the sun shall not strike them, 

nor any scorching heat. 

For the Lamb in the midst of the throne will be their shepherd, 

and he will guide them to springs of living water, 

and God will wipe away every tear from their eyes.”

Paradise at last restored, but this time better.  This time we will be innocent, after we have known guilt.  We will serve Him, after we have wandered and denied Him. We will be sheltered after having been exposed.  We will be satisfied, after we have hungered and thirsted.
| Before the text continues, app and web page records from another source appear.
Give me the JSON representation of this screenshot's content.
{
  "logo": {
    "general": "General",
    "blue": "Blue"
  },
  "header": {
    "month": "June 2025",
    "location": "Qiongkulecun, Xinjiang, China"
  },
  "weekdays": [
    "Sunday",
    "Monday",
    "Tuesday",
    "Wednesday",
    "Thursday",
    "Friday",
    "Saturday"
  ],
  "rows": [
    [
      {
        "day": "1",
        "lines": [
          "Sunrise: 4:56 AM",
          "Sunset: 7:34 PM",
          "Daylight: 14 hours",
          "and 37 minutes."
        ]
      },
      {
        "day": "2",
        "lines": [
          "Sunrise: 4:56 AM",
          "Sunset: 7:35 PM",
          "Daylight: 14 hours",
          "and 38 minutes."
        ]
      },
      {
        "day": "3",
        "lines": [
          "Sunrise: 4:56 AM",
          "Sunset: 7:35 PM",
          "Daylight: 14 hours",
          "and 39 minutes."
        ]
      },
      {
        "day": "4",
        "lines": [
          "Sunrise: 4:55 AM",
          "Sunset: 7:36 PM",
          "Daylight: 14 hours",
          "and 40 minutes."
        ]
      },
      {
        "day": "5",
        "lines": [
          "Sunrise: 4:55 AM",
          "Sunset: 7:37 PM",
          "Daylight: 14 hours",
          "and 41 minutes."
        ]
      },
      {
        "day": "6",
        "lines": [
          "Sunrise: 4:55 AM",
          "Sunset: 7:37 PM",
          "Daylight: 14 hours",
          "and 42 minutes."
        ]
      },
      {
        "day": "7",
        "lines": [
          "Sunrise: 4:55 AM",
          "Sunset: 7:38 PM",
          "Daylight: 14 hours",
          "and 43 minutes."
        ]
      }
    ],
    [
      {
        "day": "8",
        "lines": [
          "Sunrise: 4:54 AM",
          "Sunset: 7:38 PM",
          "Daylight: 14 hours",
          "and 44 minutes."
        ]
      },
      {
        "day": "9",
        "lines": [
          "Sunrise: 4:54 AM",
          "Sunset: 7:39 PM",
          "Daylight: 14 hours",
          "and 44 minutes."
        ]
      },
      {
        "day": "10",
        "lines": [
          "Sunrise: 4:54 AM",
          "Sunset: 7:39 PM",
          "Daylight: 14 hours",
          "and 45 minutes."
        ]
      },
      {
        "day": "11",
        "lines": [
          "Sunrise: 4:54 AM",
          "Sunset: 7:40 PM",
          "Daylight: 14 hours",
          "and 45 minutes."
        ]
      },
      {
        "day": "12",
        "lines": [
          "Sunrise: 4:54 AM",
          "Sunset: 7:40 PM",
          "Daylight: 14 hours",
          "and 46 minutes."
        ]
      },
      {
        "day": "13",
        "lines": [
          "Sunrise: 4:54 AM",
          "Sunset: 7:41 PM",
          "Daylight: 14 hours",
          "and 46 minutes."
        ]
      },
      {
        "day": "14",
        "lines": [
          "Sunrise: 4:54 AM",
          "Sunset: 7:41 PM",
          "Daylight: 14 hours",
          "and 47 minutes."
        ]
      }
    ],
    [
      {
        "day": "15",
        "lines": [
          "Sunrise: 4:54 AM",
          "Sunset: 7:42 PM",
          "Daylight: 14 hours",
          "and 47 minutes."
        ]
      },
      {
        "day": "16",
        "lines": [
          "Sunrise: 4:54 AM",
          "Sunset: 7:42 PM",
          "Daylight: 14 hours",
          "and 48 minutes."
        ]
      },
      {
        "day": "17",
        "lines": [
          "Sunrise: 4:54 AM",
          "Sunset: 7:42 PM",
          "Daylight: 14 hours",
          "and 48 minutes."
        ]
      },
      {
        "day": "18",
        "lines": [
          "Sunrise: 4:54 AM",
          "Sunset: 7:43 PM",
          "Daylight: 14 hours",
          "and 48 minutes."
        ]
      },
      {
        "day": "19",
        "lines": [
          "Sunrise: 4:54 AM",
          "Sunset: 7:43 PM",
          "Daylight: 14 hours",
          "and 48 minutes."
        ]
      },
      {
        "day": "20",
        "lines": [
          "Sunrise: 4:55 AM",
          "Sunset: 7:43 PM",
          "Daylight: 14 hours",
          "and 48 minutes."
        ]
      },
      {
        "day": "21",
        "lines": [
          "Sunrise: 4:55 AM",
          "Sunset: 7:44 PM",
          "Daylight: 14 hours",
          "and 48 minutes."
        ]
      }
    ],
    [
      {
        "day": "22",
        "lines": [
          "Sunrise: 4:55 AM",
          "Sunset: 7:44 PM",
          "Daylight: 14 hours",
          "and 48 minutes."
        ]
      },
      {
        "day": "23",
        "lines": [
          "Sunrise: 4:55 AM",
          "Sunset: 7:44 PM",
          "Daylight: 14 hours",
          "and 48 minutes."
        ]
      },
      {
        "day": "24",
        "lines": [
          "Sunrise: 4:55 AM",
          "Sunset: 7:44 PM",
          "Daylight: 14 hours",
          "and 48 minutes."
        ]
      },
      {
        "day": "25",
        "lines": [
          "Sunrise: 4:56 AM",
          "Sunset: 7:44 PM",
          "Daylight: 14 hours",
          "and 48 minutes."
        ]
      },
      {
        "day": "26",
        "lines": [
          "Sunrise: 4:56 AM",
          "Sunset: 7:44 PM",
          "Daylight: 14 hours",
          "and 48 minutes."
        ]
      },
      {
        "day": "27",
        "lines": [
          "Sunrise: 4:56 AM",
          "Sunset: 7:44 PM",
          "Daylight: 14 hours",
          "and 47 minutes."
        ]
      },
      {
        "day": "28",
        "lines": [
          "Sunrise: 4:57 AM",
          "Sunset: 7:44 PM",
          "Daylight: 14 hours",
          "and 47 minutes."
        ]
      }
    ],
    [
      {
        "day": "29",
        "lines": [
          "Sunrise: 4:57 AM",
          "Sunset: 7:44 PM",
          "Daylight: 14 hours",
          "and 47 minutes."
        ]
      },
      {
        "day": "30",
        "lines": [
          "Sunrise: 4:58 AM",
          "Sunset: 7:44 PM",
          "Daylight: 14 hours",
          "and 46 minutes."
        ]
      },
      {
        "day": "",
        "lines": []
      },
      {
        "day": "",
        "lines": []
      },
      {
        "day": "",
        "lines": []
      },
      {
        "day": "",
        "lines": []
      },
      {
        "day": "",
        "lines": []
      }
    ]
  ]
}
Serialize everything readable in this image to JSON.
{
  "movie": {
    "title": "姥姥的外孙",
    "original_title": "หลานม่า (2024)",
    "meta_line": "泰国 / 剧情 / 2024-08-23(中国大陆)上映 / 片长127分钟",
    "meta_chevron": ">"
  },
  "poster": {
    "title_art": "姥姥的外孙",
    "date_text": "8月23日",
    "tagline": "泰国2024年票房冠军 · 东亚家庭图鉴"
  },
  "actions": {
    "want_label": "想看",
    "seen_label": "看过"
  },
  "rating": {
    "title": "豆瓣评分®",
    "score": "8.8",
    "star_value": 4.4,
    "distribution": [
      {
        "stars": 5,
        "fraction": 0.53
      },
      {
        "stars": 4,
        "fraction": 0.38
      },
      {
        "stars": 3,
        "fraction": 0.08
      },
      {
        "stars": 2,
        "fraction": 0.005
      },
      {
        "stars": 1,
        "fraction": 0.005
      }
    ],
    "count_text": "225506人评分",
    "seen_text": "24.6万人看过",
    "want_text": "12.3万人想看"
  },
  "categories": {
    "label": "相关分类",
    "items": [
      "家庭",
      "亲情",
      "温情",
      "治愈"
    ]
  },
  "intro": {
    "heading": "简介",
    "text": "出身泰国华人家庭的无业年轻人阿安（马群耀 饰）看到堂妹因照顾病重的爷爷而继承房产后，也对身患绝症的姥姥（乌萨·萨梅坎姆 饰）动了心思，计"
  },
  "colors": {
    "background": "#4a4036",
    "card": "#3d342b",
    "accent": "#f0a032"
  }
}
And then, we will not be naked in this new creation, because we will be clothed by God after we had been covered with shame.  But the Day is coming when all those things will pass away, and this is what we will enjoy forever.

What we need now is that foretaste, that preview of the good things to come.  That’s what we have in the Divine Service and in His Word. It’s our sanctuary from this wearisome life.  When we are here, first thing our Lord assures us of His peace by forgiving our sins. He puts His Word on our lips, and then feeds us with His Word and we respond with singing.  After the sermon, we acknowledge our present life, giving of the things of this life to carry out God’s work on earth and bringing him our cares and needs in prayer. Then, before dismissing us to those burdens, our Lord invites us to table with Him, with angels and archangels, and all the saints at rest.

An ancient name for the Divine Service is the “Mass” (although this name is usually only used by Roman Catholics now).  It comes from the Latin, missa, which means dismissal, named for the prayer at the conclusion of the service. The point is this is a service which comes to an end, one which we are dismissed in peace.  But, we look forward to that Day we will no longer have to leave the Lord’s immediate presence. In the meantime, having had this foretaste, we are prepared by the Lord for all the tribulations of this present age, with the steadfastness we need to endure to the end. 

This is the hope toward which we press in Christ our Lord.  Amen.